policies that are not progressive violate Judeo-Christian values. Johnston, David Kay, "Professor Cites Bible in Faulting Tax Policies" (New York Times 12/25/2007).
For those who might be interested in reading her most comprehensive article, see Hamill, Susan Pace, "An Evaluation of Federal Tax Policy Based on Judeo-Christian Ethics," 25 Va. Tax Rev. 671 (Winter 2006). (More information about Prof. Hamill and her writings can be found at http://www.law.ua.edu/susanhamill/.)
The law review article is written in a dryly academic style, but I found it to be very comforting
and exciting to read, for a number of reasons.
First, it shows that there are still people who take faith seriously.
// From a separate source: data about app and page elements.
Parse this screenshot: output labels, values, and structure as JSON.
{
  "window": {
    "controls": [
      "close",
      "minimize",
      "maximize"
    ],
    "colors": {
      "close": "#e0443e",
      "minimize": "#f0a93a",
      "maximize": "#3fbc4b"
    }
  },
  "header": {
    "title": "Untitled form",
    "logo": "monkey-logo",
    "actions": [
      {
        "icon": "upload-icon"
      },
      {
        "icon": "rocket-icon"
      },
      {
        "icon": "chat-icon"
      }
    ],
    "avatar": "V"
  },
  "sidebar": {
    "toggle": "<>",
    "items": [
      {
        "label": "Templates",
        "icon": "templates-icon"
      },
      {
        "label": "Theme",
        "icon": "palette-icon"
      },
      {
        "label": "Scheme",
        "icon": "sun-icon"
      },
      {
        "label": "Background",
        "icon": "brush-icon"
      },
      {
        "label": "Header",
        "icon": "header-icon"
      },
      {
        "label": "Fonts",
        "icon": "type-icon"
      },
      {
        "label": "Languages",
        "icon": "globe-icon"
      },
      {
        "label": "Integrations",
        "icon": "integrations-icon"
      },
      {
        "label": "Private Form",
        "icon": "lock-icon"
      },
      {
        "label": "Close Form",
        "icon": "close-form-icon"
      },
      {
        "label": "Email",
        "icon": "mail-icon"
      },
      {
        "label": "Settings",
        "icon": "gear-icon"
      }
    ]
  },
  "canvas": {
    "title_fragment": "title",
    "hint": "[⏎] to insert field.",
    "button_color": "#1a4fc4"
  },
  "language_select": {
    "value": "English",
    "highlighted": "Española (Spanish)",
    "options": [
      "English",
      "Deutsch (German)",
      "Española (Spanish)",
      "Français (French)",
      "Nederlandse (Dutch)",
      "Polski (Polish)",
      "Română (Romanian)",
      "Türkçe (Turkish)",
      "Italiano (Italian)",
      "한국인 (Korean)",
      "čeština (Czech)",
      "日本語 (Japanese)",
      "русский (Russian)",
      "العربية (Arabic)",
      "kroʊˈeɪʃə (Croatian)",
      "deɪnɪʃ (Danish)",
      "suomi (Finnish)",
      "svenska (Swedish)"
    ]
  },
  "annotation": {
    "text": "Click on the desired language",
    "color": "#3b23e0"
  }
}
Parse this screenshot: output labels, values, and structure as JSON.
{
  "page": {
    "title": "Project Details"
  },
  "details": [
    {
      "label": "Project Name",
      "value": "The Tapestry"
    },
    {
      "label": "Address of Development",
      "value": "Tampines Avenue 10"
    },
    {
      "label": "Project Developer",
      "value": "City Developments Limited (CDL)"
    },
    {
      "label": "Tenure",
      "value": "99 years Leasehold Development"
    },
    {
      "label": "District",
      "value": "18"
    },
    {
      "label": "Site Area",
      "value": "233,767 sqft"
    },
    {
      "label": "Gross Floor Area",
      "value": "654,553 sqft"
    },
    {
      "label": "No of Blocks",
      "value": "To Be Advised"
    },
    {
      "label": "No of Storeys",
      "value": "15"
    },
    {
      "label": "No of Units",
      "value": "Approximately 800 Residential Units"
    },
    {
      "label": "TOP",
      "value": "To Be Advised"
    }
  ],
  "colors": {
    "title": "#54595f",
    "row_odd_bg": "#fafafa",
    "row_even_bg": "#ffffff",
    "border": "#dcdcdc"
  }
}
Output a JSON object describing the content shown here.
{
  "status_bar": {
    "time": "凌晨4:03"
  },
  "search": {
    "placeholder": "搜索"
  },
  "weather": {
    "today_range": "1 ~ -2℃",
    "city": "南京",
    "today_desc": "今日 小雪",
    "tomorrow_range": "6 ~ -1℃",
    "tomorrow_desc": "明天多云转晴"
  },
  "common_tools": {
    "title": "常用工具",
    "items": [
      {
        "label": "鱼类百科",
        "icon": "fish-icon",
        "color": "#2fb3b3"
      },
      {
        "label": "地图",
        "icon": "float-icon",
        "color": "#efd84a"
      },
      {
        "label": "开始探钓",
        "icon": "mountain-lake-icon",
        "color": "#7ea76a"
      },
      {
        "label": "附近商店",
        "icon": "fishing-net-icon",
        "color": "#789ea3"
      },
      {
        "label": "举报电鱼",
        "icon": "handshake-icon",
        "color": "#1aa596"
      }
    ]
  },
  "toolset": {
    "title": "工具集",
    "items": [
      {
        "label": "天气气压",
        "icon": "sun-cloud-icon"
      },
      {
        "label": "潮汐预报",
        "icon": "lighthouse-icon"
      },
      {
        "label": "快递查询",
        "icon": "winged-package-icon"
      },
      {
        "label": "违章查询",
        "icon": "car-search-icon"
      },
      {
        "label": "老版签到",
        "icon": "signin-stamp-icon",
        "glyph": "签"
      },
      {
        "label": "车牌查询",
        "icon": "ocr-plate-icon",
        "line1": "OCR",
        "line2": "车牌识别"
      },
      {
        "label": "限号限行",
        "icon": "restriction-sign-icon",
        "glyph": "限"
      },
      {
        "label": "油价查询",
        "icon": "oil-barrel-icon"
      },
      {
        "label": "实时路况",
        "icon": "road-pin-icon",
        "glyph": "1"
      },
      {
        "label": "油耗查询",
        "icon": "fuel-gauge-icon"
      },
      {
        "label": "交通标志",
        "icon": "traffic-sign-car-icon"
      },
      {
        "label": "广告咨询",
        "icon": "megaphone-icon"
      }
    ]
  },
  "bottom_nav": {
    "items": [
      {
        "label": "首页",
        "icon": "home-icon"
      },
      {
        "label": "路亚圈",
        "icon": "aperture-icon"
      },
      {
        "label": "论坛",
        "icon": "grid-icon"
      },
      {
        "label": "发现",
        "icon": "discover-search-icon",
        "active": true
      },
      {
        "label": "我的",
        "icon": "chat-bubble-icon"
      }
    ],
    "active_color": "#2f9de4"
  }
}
Not "seriously" in the gay-bashing, defend-against-an-alleged-war-on-Christmas, or put-the-10-Commandments-in-the-courthouse kind of way, but in a "what does it mean to love your neighbor" and "what should we be doing to improve the lives of others" kind of way.
The article also made a number of statements which were consistent with my beliefs, and so provided me with some assurance that perhaps I wasn't as much on the fringe as I often feel.
In that way, the article was also comforting because it provided evidence that a liberal Quaker like myself can find common ground with conservative evangelical (which is how Professor Hamill is described). (That a desire for social justice should unite liberal and conservative Christians was also one of the themes of Marcus Borg's book, The Heart of Christianity, which is highly recommended.)
Finally, the article was comforting because it gave me hope that, if we can all think and talk more about our values, and think less about our own pocketbooks, maybe we can achieve some real progressive tax reforms and social welfare reforms (such as universal health care)